Garden Organic (Henry Doubleday Research Association) members' experiment on measuring the ecological and carbon footprint of home and allotment gardens in the UK. The experiment sent out 136 questionnaire forms to Garden Organic members and 116 returns were received with represents a return rate of 85%. Results showed that the general lifestyle carbon footprint based on a freely available on-line footprint calculator of Garden Organic members was 7.4 tonnes CO2 per person on average with a range from 4.4 to 12.6. This is considerably below (about 66%) the national average of 10.92 tonnes per person and may represent what is achievable with a raised awareness in the general population. Regarding the specific gardening footprint 114 members gave an estimate of the area of their gardens and/or allotments. The majority of members produced fruit and vegetables in their gardens (58%) or in their garden and on an allotment (36%). Only a few (4%) produced exclusively in an allotment. The average total land area reported was 1955 m2 with a min 25 m2 to a max 25,000 m2. However, the average is distorted by a relatively few number of large gardens so that the geometric mean is a better reflection of the average garden size at 733 m2. The overall average of productive area is 1036 m2 and the mean is 389 m2. Members reported that they spent an average of 10.4 hours per week in their garden and/or allotment averaged over the whole year. Further results are: o members produced about half their own fruit and vegetables with an average ecological footprint for their gardening activities of 0.15gha/ha, this equates to a ‘saving’ of around 0.02 gha/ha, or a saving of 13% on the average UK footprint attributable to fruit and vegetables o This equates to about a 6% savings in total food and drink footprint which is on a par with double glazing, replacing an old boiler or reduced car use Further measures to reduce the gardening footprint are o buying ‘good quality’ tools that last a long time o using manual tools where possible and buying ‘good quality’ power tools and keeping them well maintained to reduce relative fuel consumption and embedded energy costs o by trying to close nutrient cycles; e.g. producing amendments at home (e.g. comfrey), fixing N in situ (e.g. green manures), composting biodegradable materials o using protected cropping in an ‘environmentally friendly way’ e.g. reuse of materials, second hand strucutures etc. o reducing fridge and/or freezer use and buying new triple A-rated energy-efficient appliances.

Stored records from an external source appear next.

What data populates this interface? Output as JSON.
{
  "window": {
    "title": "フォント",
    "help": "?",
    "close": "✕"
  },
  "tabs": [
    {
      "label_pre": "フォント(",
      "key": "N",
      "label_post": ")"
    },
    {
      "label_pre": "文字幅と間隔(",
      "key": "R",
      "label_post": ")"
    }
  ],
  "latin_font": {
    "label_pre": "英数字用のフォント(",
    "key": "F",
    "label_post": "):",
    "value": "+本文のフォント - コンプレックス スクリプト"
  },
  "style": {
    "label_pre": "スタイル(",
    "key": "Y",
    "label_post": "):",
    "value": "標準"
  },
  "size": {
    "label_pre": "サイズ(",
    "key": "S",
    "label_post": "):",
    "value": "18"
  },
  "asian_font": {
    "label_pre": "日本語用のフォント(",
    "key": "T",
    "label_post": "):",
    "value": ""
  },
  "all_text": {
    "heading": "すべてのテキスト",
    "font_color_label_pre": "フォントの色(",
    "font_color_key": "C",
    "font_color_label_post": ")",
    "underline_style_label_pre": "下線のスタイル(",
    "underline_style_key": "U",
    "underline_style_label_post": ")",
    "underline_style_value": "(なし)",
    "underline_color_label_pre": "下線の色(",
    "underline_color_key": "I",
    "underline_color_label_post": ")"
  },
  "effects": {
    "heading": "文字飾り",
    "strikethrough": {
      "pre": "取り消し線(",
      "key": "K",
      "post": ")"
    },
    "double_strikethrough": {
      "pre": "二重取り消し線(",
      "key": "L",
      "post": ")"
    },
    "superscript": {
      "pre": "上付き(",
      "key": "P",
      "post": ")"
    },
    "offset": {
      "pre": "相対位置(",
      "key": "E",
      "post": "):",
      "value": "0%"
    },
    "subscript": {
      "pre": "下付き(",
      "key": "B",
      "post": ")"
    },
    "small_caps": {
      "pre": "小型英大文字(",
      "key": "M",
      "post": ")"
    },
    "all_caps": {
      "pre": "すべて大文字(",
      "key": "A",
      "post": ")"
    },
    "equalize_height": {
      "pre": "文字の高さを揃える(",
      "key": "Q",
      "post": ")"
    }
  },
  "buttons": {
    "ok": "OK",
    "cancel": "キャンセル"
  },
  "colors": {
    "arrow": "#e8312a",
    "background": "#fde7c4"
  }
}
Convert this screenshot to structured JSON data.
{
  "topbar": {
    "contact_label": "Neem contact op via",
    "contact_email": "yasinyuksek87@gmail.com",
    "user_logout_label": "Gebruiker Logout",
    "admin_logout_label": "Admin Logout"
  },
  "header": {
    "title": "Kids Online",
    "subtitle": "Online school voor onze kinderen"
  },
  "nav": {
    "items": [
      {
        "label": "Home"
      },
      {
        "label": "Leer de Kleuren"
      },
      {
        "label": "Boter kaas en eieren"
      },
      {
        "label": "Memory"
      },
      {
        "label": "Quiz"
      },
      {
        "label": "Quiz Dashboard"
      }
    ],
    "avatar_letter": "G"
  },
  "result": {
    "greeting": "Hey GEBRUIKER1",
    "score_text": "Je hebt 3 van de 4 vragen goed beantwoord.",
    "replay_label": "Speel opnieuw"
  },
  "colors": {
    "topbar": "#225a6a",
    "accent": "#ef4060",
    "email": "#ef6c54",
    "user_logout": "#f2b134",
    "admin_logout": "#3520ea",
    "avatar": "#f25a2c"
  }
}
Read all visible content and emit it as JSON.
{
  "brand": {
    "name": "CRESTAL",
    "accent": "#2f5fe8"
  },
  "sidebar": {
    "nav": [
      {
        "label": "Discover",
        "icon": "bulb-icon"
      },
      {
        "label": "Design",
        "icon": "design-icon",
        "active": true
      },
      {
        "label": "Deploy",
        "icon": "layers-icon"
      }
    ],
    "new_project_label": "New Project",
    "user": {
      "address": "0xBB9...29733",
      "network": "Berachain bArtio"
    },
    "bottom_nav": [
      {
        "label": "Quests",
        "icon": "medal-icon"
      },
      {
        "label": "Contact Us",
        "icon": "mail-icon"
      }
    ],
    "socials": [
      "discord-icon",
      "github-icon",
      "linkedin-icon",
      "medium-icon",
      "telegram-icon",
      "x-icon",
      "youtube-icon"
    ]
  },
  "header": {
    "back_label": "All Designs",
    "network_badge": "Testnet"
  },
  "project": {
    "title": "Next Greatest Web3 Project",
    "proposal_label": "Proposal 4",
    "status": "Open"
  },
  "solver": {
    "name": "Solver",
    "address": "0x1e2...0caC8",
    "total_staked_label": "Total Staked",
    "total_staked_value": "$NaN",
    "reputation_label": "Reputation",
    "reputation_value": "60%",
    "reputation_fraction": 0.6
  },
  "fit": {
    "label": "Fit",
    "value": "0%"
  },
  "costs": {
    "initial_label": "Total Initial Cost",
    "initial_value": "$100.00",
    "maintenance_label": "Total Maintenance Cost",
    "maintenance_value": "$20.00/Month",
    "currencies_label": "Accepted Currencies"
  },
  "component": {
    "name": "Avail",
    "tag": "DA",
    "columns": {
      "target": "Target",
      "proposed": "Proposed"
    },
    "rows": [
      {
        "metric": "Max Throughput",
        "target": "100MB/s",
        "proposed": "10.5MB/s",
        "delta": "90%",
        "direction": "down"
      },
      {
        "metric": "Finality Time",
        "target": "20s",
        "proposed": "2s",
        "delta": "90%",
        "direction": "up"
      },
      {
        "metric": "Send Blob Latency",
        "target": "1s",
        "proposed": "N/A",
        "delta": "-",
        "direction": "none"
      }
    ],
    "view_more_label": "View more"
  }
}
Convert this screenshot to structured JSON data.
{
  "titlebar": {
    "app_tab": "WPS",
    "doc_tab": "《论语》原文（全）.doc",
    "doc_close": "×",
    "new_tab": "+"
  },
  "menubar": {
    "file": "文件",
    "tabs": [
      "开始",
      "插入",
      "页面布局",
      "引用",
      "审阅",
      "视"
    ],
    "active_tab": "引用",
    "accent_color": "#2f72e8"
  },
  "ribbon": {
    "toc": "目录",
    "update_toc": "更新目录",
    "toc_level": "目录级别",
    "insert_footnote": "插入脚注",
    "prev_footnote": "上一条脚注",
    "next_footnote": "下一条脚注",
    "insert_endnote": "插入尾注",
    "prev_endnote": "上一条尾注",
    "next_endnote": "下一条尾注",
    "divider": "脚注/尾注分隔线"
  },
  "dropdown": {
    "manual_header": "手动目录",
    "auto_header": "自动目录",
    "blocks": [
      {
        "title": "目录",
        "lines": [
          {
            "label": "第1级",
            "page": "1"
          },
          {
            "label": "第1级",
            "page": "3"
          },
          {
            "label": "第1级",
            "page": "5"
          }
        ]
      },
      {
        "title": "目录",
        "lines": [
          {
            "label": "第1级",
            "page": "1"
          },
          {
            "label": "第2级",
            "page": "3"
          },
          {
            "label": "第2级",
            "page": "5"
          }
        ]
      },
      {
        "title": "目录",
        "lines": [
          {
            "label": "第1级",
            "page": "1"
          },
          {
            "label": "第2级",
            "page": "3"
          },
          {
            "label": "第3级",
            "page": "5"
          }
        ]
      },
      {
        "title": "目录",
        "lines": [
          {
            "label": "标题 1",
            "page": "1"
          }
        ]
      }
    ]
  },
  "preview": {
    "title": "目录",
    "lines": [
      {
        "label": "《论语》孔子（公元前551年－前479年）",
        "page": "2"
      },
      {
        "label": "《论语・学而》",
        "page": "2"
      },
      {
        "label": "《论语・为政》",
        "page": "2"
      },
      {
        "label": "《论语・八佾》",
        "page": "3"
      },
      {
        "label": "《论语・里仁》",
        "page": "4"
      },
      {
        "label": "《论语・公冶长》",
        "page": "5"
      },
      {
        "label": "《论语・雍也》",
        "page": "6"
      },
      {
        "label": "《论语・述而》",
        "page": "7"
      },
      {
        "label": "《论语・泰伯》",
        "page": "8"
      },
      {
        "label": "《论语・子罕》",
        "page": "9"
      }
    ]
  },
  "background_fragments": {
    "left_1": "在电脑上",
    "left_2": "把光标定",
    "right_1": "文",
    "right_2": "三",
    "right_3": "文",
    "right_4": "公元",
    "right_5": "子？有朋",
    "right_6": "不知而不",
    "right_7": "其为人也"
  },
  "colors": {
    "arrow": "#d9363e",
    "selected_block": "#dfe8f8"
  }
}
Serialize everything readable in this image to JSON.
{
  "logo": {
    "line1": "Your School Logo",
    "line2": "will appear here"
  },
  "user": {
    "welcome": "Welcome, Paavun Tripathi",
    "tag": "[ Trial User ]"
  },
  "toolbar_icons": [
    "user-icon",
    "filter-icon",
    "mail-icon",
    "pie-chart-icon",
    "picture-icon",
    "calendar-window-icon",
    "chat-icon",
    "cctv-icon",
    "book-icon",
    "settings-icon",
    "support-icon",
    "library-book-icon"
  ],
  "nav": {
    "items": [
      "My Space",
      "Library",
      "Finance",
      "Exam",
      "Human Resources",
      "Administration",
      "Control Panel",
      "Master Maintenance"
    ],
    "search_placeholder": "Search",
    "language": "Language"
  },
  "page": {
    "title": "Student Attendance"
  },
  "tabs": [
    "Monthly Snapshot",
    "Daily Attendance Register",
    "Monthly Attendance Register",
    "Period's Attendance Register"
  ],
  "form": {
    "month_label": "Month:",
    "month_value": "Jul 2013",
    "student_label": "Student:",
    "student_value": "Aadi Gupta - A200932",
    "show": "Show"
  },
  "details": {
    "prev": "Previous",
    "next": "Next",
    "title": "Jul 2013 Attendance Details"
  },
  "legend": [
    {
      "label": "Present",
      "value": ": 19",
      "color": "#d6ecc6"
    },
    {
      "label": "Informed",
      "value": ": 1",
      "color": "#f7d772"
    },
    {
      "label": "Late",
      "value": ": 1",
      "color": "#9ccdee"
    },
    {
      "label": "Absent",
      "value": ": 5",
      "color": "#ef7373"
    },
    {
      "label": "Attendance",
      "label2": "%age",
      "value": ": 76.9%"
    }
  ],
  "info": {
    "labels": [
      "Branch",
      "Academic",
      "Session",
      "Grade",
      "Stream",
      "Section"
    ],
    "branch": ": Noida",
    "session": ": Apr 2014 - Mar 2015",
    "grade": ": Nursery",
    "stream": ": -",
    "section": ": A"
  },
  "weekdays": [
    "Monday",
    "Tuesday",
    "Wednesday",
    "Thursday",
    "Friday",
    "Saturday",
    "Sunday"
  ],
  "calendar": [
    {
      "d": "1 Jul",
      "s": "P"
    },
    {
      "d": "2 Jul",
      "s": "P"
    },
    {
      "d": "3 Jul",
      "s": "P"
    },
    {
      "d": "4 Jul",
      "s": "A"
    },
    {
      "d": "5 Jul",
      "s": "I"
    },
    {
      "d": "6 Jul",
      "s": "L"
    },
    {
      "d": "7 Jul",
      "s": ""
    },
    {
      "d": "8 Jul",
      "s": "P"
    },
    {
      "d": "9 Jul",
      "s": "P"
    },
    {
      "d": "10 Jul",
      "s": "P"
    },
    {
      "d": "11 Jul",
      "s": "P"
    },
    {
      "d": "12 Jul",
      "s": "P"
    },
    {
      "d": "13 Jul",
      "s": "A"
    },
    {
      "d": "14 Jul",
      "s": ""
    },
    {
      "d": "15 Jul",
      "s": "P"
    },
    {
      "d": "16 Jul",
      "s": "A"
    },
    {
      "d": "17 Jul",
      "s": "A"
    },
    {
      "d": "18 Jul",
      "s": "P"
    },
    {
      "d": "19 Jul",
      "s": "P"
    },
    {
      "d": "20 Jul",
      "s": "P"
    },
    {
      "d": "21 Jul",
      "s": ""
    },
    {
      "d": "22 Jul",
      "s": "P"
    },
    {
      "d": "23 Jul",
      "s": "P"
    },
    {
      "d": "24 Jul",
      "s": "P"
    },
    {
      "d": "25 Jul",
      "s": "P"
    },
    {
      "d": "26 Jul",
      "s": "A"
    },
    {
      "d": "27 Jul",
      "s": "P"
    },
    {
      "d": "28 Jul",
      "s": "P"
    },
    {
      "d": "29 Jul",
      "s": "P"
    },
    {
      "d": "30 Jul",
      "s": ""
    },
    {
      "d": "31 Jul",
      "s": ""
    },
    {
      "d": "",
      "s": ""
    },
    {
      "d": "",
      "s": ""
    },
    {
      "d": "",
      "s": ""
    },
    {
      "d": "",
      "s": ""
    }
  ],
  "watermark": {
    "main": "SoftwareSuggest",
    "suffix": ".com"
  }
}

|Number of pages||40|
|Publication status||Published - 1 Jan 2007|